When civil war broke out between the different Buddhist factions in Tibet in the 17th century, the Mongols backed the 5th Dalai Lama and gave him the official title of Spiritual Leader of Tibet. When in 1705 the Mongols moved in and killed the reigning Dalai Lama, the Tibetan people rejected the leadership the Mongols instituted in place.
Succeeding Dalai Lamas would be destined to fall into a continual cycle of exile and return while Tibet fell prey to repeated invasions from the British and Chinese, until it was eventually officially annexed by China in 1951. Some time after a crushed rebellion that forced the Dalai Lama to flee to India for good, Tibet was finally granted autonomous status in 1965 when the Chinese government abolished serfdom.
However, the meaning of “autonomous region” is still widely debated. Many Tibetans continue to reject this status as unlawful occupation on the part of China. Meanwhile, the region is viewed by the Chinese government as a threat to the autonomy of the larger state.
Where Do Things Stand Today?
Keep in mind that since the Cultural Revolution of the 1960s, China has adopted a hostile stance toward religion. Forced secularization of Tibet during this period only served to exacerbate tensions between China and Tibet.

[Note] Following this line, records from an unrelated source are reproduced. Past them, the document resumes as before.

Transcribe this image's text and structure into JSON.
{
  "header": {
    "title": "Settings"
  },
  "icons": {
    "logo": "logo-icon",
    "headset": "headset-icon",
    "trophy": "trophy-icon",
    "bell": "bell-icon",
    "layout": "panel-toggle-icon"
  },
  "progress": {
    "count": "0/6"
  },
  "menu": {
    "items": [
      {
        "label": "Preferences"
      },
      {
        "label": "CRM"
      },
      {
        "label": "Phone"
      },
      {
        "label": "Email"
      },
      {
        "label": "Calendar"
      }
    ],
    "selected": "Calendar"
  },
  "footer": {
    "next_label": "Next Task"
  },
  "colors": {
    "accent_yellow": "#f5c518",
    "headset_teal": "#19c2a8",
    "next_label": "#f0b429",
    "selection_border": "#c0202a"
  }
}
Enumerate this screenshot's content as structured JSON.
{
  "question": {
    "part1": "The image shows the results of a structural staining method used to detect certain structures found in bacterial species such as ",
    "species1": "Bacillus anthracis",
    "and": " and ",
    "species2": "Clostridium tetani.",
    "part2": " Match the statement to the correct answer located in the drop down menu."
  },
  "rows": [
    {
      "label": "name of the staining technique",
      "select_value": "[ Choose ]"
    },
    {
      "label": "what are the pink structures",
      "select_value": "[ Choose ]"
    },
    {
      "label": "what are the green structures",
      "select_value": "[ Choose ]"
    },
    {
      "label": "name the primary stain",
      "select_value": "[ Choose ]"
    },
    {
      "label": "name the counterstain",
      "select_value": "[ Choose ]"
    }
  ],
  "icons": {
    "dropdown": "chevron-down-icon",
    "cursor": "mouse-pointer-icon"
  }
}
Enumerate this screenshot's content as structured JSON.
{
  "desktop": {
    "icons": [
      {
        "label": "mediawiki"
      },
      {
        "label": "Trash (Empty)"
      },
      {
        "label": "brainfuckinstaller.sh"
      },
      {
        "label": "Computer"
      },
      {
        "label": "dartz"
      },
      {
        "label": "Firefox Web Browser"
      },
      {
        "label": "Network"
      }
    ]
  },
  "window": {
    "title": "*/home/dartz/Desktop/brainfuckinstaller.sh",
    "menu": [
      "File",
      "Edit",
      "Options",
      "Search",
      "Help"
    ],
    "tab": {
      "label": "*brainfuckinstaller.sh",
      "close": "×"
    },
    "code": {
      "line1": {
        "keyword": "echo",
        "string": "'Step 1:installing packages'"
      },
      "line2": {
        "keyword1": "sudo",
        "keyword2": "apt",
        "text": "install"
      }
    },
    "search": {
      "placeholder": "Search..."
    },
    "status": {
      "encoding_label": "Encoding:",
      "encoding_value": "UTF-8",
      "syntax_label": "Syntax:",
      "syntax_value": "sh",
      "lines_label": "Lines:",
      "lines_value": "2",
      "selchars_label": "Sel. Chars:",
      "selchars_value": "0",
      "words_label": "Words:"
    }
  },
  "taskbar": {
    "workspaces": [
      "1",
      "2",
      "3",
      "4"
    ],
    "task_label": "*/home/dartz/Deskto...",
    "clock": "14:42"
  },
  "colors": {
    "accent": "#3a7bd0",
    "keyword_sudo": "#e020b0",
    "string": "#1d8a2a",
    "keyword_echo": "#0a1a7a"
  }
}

During the protests that erupted in 2008 in the wake of the Beijing Olympics, up to 100 otherwise peaceful Tibetans were killed, bringing worldwide attention to the plight of Tibet and the region’s continual struggle for freedom from China. It remains to be seen whether Tibet will ever be granted true autonomy from China or not.